Dental extractions are sometimes necessary to stop the pain and allow your animal companion's mouth to heal. Today our Memphis vets give information on cat tooth removal and what to expect from veterinary dental surgery.
What is a Cat Dental Extraction?
A cat tooth extraction is when all or part of a pet's tooth is surgically removed by a veterinarian. Extractions can go as deep as the roots or might stop at removing the dental crown (the part of the tooth which is visible above the gums)
The Necessity of Removing Cat & Dog Teeth
When a tooth is damaged beyond repair, it is important to remove it in order to prevent infection from spreading to other teeth and surrounding tissue and avoid the pain caused by the dead tooth. Cat tooth extractions are often required for the animal to live pain-free and achieve optimal oral health.
What to Expect During a Tooth Extraction
Teeth all are held into our mouths by roots. In cats, some of their teeth can have as many as three roots holding an individual tooth. To properly fully extract a tooth, all roots must be removed.
During your cat's dental surgery they will be under the effects of anesthesia. Our veterinarians practice stringent surgical protocols when operating on our patients.
In order to check the health of your cat’s roots, the vet might have to take an x-ray or perform a CT scan. Large teeth, that is those with multiple roots, are split using a high-speed dental drill so that each fragment of the tooth has only one root attached to it. Smaller teeth that have one root can be completely removed without this extra step.
Potential Complications for a Cat Tooth Extraction

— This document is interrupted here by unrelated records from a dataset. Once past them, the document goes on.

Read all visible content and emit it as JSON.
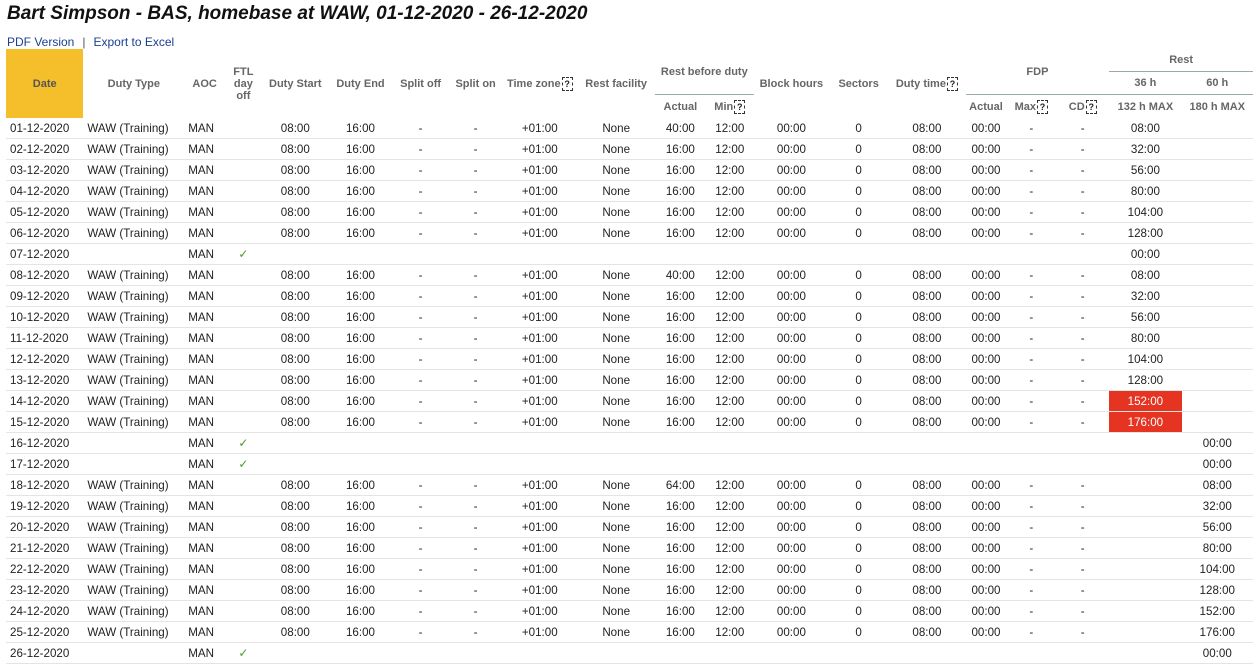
{
  "page": {
    "title": "Bart Simpson - BAS, homebase at WAW, 01-12-2020 - 26-12-2020",
    "pdf_link": "PDF Version",
    "separator": "|",
    "excel_link": "Export to Excel"
  },
  "headers": {
    "date": "Date",
    "duty_type": "Duty Type",
    "aoc": "AOC",
    "ftl_day_off_1": "FTL",
    "ftl_day_off_2": "day",
    "ftl_day_off_3": "off",
    "duty_start": "Duty Start",
    "duty_end": "Duty End",
    "split_off": "Split off",
    "split_on": "Split on",
    "time_zone": "Time zone",
    "rest_facility": "Rest facility",
    "rest_before_duty": "Rest before duty",
    "rbd_actual": "Actual",
    "rbd_min": "Min",
    "block_hours": "Block hours",
    "sectors": "Sectors",
    "duty_time": "Duty time",
    "fdp": "FDP",
    "fdp_actual": "Actual",
    "fdp_max": "Max",
    "fdp_cd": "CD",
    "rest": "Rest",
    "rest_36": "36 h",
    "rest_60": "60 h",
    "rest_36_max": "132 h MAX",
    "rest_60_max": "180 h MAX",
    "help_mark": "?"
  },
  "check_mark": "✓",
  "rows": [
    {
      "date": "01-12-2020",
      "duty_type": "WAW (Training)",
      "aoc": "MAN",
      "day_off": false,
      "start": "08:00",
      "end": "16:00",
      "split_off": "-",
      "split_on": "-",
      "tz": "+01:00",
      "facility": "None",
      "rbd_actual": "40:00",
      "rbd_min": "12:00",
      "block": "00:00",
      "sectors": "0",
      "duty_time": "08:00",
      "fdp_actual": "00:00",
      "fdp_max": "-",
      "fdp_cd": "-",
      "rest36": "08:00",
      "rest60": "",
      "warn36": false
    },
    {
      "date": "02-12-2020",
      "duty_type": "WAW (Training)",
      "aoc": "MAN",
      "day_off": false,
      "start": "08:00",
      "end": "16:00",
      "split_off": "-",
      "split_on": "-",
      "tz": "+01:00",
      "facility": "None",
      "rbd_actual": "16:00",
      "rbd_min": "12:00",
      "block": "00:00",
      "sectors": "0",
      "duty_time": "08:00",
      "fdp_actual": "00:00",
      "fdp_max": "-",
      "fdp_cd": "-",
      "rest36": "32:00",
      "rest60": "",
      "warn36": false
    },
    {
      "date": "03-12-2020",
      "duty_type": "WAW (Training)",
      "aoc": "MAN",
      "day_off": false,
      "start": "08:00",
      "end": "16:00",
      "split_off": "-",
      "split_on": "-",
      "tz": "+01:00",
      "facility": "None",
      "rbd_actual": "16:00",
      "rbd_min": "12:00",
      "block": "00:00",
      "sectors": "0",
      "duty_time": "08:00",
      "fdp_actual": "00:00",
      "fdp_max": "-",
      "fdp_cd": "-",
      "rest36": "56:00",
      "rest60": "",
      "warn36": false
    },
    {
      "date": "04-12-2020",
      "duty_type": "WAW (Training)",
      "aoc": "MAN",
      "day_off": false,
      "start": "08:00",
      "end": "16:00",
      "split_off": "-",
      "split_on": "-",
      "tz": "+01:00",
      "facility": "None",
      "rbd_actual": "16:00",
      "rbd_min": "12:00",
      "block": "00:00",
      "sectors": "0",
      "duty_time": "08:00",
      "fdp_actual": "00:00",
      "fdp_max": "-",
      "fdp_cd": "-",
      "rest36": "80:00",
      "rest60": "",
      "warn36": false
    },
    {
      "date": "05-12-2020",
      "duty_type": "WAW (Training)",
      "aoc": "MAN",
      "day_off": false,
      "start": "08:00",
      "end": "16:00",
      "split_off": "-",
      "split_on": "-",
      "tz": "+01:00",
      "facility": "None",
      "rbd_actual": "16:00",
      "rbd_min": "12:00",
      "block": "00:00",
      "sectors": "0",
      "duty_time": "08:00",
      "fdp_actual": "00:00",
      "fdp_max": "-",
      "fdp_cd": "-",
      "rest36": "104:00",
      "rest60": "",
      "warn36": false
    },
    {
      "date": "06-12-2020",
      "duty_type": "WAW (Training)",
      "aoc": "MAN",
      "day_off": false,
      "start": "08:00",
      "end": "16:00",
      "split_off": "-",
      "split_on": "-",
      "tz": "+01:00",
      "facility": "None",
      "rbd_actual": "16:00",
      "rbd_min": "12:00",
      "block": "00:00",
      "sectors": "0",
      "duty_time": "08:00",
      "fdp_actual": "00:00",
      "fdp_max": "-",
      "fdp_cd": "-",
      "rest36": "128:00",
      "rest60": "",
      "warn36": false
    },
    {
      "date": "07-12-2020",
      "duty_type": "",
      "aoc": "MAN",
      "day_off": true,
      "start": "",
      "end": "",
      "split_off": "",
      "split_on": "",
      "tz": "",
      "facility": "",
      "rbd_actual": "",
      "rbd_min": "",
      "block": "",
      "sectors": "",
      "duty_time": "",
      "fdp_actual": "",
      "fdp_max": "",
      "fdp_cd": "",
      "rest36": "00:00",
      "rest60": "",
      "warn36": false
    },
    {
      "date": "08-12-2020",
      "duty_type": "WAW (Training)",
      "aoc": "MAN",
      "day_off": false,
      "start": "08:00",
      "end": "16:00",
      "split_off": "-",
      "split_on": "-",
      "tz": "+01:00",
      "facility": "None",
      "rbd_actual": "40:00",
      "rbd_min": "12:00",
      "block": "00:00",
      "sectors": "0",
      "duty_time": "08:00",
      "fdp_actual": "00:00",
      "fdp_max": "-",
      "fdp_cd": "-",
      "rest36": "08:00",
      "rest60": "",
      "warn36": false
    },
    {
      "date": "09-12-2020",
      "duty_type": "WAW (Training)",
      "aoc": "MAN",
      "day_off": false,
      "start": "08:00",
      "end": "16:00",
      "split_off": "-",
      "split_on": "-",
      "tz": "+01:00",
      "facility": "None",
      "rbd_actual": "16:00",
      "rbd_min": "12:00",
      "block": "00:00",
      "sectors": "0",
      "duty_time": "08:00",
      "fdp_actual": "00:00",
      "fdp_max": "-",
      "fdp_cd": "-",
      "rest36": "32:00",
      "rest60": "",
      "warn36": false
    },
    {
      "date": "10-12-2020",
      "duty_type": "WAW (Training)",
      "aoc": "MAN",
      "day_off": false,
      "start": "08:00",
      "end": "16:00",
      "split_off": "-",
      "split_on": "-",
      "tz": "+01:00",
      "facility": "None",
      "rbd_actual": "16:00",
      "rbd_min": "12:00",
      "block": "00:00",
      "sectors": "0",
      "duty_time": "08:00",
      "fdp_actual": "00:00",
      "fdp_max": "-",
      "fdp_cd": "-",
      "rest36": "56:00",
      "rest60": "",
      "warn36": false
    },
    {
      "date": "11-12-2020",
      "duty_type": "WAW (Training)",
      "aoc": "MAN",
      "day_off": false,
      "start": "08:00",
      "end": "16:00",
      "split_off": "-",
      "split_on": "-",
      "tz": "+01:00",
      "facility": "None",
      "rbd_actual": "16:00",
      "rbd_min": "12:00",
      "block": "00:00",
      "sectors": "0",
      "duty_time": "08:00",
      "fdp_actual": "00:00",
      "fdp_max": "-",
      "fdp_cd": "-",
      "rest36": "80:00",
      "rest60": "",
      "warn36": false
    },
    {
      "date": "12-12-2020",
      "duty_type": "WAW (Training)",
      "aoc": "MAN",
      "day_off": false,
      "start": "08:00",
      "end": "16:00",
      "split_off": "-",
      "split_on": "-",
      "tz": "+01:00",
      "facility": "None",
      "rbd_actual": "16:00",
      "rbd_min": "12:00",
      "block": "00:00",
      "sectors": "0",
      "duty_time": "08:00",
      "fdp_actual": "00:00",
      "fdp_max": "-",
      "fdp_cd": "-",
      "rest36": "104:00",
      "rest60": "",
      "warn36": false
    },
    {
      "date": "13-12-2020",
      "duty_type": "WAW (Training)",
      "aoc": "MAN",
      "day_off": false,
      "start": "08:00",
      "end": "16:00",
      "split_off": "-",
      "split_on": "-",
      "tz": "+01:00",
      "facility": "None",
      "rbd_actual": "16:00",
      "rbd_min": "12:00",
      "block": "00:00",
      "sectors": "0",
      "duty_time": "08:00",
      "fdp_actual": "00:00",
      "fdp_max": "-",
      "fdp_cd": "-",
      "rest36": "128:00",
      "rest60": "",
      "warn36": false
    },
    {
      "date": "14-12-2020",
      "duty_type": "WAW (Training)",
      "aoc": "MAN",
      "day_off": false,
      "start": "08:00",
      "end": "16:00",
      "split_off": "-",
      "split_on": "-",
      "tz": "+01:00",
      "facility": "None",
      "rbd_actual": "16:00",
      "rbd_min": "12:00",
      "block": "00:00",
      "sectors": "0",
      "duty_time": "08:00",
      "fdp_actual": "00:00",
      "fdp_max": "-",
      "fdp_cd": "-",
      "rest36": "152:00",
      "rest60": "",
      "warn36": true
    },
    {
      "date": "15-12-2020",
      "duty_type": "WAW (Training)",
      "aoc": "MAN",
      "day_off": false,
      "start": "08:00",
      "end": "16:00",
      "split_off": "-",
      "split_on": "-",
      "tz": "+01:00",
      "facility": "None",
      "rbd_actual": "16:00",
      "rbd_min": "12:00",
      "block": "00:00",
      "sectors": "0",
      "duty_time": "08:00",
      "fdp_actual": "00:00",
      "fdp_max": "-",
      "fdp_cd": "-",
      "rest36": "176:00",
      "rest60": "",
      "warn36": true
    },
    {
      "date": "16-12-2020",
      "duty_type": "",
      "aoc": "MAN",
      "day_off": true,
      "start": "",
      "end": "",
      "split_off": "",
      "split_on": "",
      "tz": "",
      "facility": "",
      "rbd_actual": "",
      "rbd_min": "",
      "block": "",
      "sectors": "",
      "duty_time": "",
      "fdp_actual": "",
      "fdp_max": "",
      "fdp_cd": "",
      "rest36": "",
      "rest60": "00:00",
      "warn36": false
    },
    {
      "date": "17-12-2020",
      "duty_type": "",
      "aoc": "MAN",
      "day_off": true,
      "start": "",
      "end": "",
      "split_off": "",
      "split_on": "",
      "tz": "",
      "facility": "",
      "rbd_actual": "",
      "rbd_min": "",
      "block": "",
      "sectors": "",
      "duty_time": "",
      "fdp_actual": "",
      "fdp_max": "",
      "fdp_cd": "",
      "rest36": "",
      "rest60": "00:00",
      "warn36": false
    },
    {
      "date": "18-12-2020",
      "duty_type": "WAW (Training)",
      "aoc": "MAN",
      "day_off": false,
      "start": "08:00",
      "end": "16:00",
      "split_off": "-",
      "split_on": "-",
      "tz": "+01:00",
      "facility": "None",
      "rbd_actual": "64:00",
      "rbd_min": "12:00",
      "block": "00:00",
      "sectors": "0",
      "duty_time": "08:00",
      "fdp_actual": "00:00",
      "fdp_max": "-",
      "fdp_cd": "-",
      "rest36": "",
      "rest60": "08:00",
      "warn36": false
    },
    {
      "date": "19-12-2020",
      "duty_type": "WAW (Training)",
      "aoc": "MAN",
      "day_off": false,
      "start": "08:00",
      "end": "16:00",
      "split_off": "-",
      "split_on": "-",
      "tz": "+01:00",
      "facility": "None",
      "rbd_actual": "16:00",
      "rbd_min": "12:00",
      "block": "00:00",
      "sectors": "0",
      "duty_time": "08:00",
      "fdp_actual": "00:00",
      "fdp_max": "-",
      "fdp_cd": "-",
      "rest36": "",
      "rest60": "32:00",
      "warn36": false
    },
    {
      "date": "20-12-2020",
      "duty_type": "WAW (Training)",
      "aoc": "MAN",
      "day_off": false,
      "start": "08:00",
      "end": "16:00",
      "split_off": "-",
      "split_on": "-",
      "tz": "+01:00",
      "facility": "None",
      "rbd_actual": "16:00",
      "rbd_min": "12:00",
      "block": "00:00",
      "sectors": "0",
      "duty_time": "08:00",
      "fdp_actual": "00:00",
      "fdp_max": "-",
      "fdp_cd": "-",
      "rest36": "",
      "rest60": "56:00",
      "warn36": false
    },
    {
      "date": "21-12-2020",
      "duty_type": "WAW (Training)",
      "aoc": "MAN",
      "day_off": false,
      "start": "08:00",
      "end": "16:00",
      "split_off": "-",
      "split_on": "-",
      "tz": "+01:00",
      "facility": "None",
      "rbd_actual": "16:00",
      "rbd_min": "12:00",
      "block": "00:00",
      "sectors": "0",
      "duty_time": "08:00",
      "fdp_actual": "00:00",
      "fdp_max": "-",
      "fdp_cd": "-",
      "rest36": "",
      "rest60": "80:00",
      "warn36": false
    },
    {
      "date": "22-12-2020",
      "duty_type": "WAW (Training)",
      "aoc": "MAN",
      "day_off": false,
      "start": "08:00",
      "end": "16:00",
      "split_off": "-",
      "split_on": "-",
      "tz": "+01:00",
      "facility": "None",
      "rbd_actual": "16:00",
      "rbd_min": "12:00",
      "block": "00:00",
      "sectors": "0",
      "duty_time": "08:00",
      "fdp_actual": "00:00",
      "fdp_max": "-",
      "fdp_cd": "-",
      "rest36": "",
      "rest60": "104:00",
      "warn36": false
    },
    {
      "date": "23-12-2020",
      "duty_type": "WAW (Training)",
      "aoc": "MAN",
      "day_off": false,
      "start": "08:00",
      "end": "16:00",
      "split_off": "-",
      "split_on": "-",
      "tz": "+01:00",
      "facility": "None",
      "rbd_actual": "16:00",
      "rbd_min": "12:00",
      "block": "00:00",
      "sectors": "0",
      "duty_time": "08:00",
      "fdp_actual": "00:00",
      "fdp_max": "-",
      "fdp_cd": "-",
      "rest36": "",
      "rest60": "128:00",
      "warn36": false
    },
    {
      "date": "24-12-2020",
      "duty_type": "WAW (Training)",
      "aoc": "MAN",
      "day_off": false,
      "start": "08:00",
      "end": "16:00",
      "split_off": "-",
      "split_on": "-",
      "tz": "+01:00",
      "facility": "None",
      "rbd_actual": "16:00",
      "rbd_min": "12:00",
      "block": "00:00",
      "sectors": "0",
      "duty_time": "08:00",
      "fdp_actual": "00:00",
      "fdp_max": "-",
      "fdp_cd": "-",
      "rest36": "",
      "rest60": "152:00",
      "warn36": false
    },
    {
      "date": "25-12-2020",
      "duty_type": "WAW (Training)",
      "aoc": "MAN",
      "day_off": false,
      "start": "08:00",
      "end": "16:00",
      "split_off": "-",
      "split_on": "-",
      "tz": "+01:00",
      "facility": "None",
      "rbd_actual": "16:00",
      "rbd_min": "12:00",
      "block": "00:00",
      "sectors": "0",
      "duty_time": "08:00",
      "fdp_actual": "00:00",
      "fdp_max": "-",
      "fdp_cd": "-",
      "rest36": "",
      "rest60": "176:00",
      "warn36": false
    },
    {
      "date": "26-12-2020",
      "duty_type": "",
      "aoc": "MAN",
      "day_off": true,
      "start": "",
      "end": "",
      "split_off": "",
      "split_on": "",
      "tz": "",
      "facility": "",
      "rbd_actual": "",
      "rbd_min": "",
      "block": "",
      "sectors": "",
      "duty_time": "",
      "fdp_actual": "",
      "fdp_max": "",
      "fdp_cd": "",
      "rest36": "",
      "rest60": "00:00",
      "warn36": false
    }
  ]
}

Complications from veterinary tooth extractions are rare. Those complications which do occur usually belong to a handful of categories; the remnants of removed teeth, dental cavities which have not fully healed, and damage to the jaw bone are all potential areas of complication that can arise during a cat or dog tooth extraction.
Recovery After a Tooth Extraction
Recovery is relatively quick following the procedure. You should be able to bring your pet home on the same day as the procedure. There may be trace amounts of blood in their saliva, but no significant bleeding. If there significant bleeding, contact a vet immediately. Our Memphis vets advise avoiding hard food while their healing from oral surgery. If your cat eats primarily hard kibble, you can soften it in water before serving or switch to wet food while they are healing.
If you are given medication such as antibiotics or painkillers that you follow instruction given to you by your vet.
If your cat refuse to eat for 24 hours after surgery or is not sleeping call your vet.
Note: The advice provided in this post is intended for informational purposes and does not constitute medical advice regarding pets. Please make an appointment with your vet for an accurate diagnosis of your pet's condition.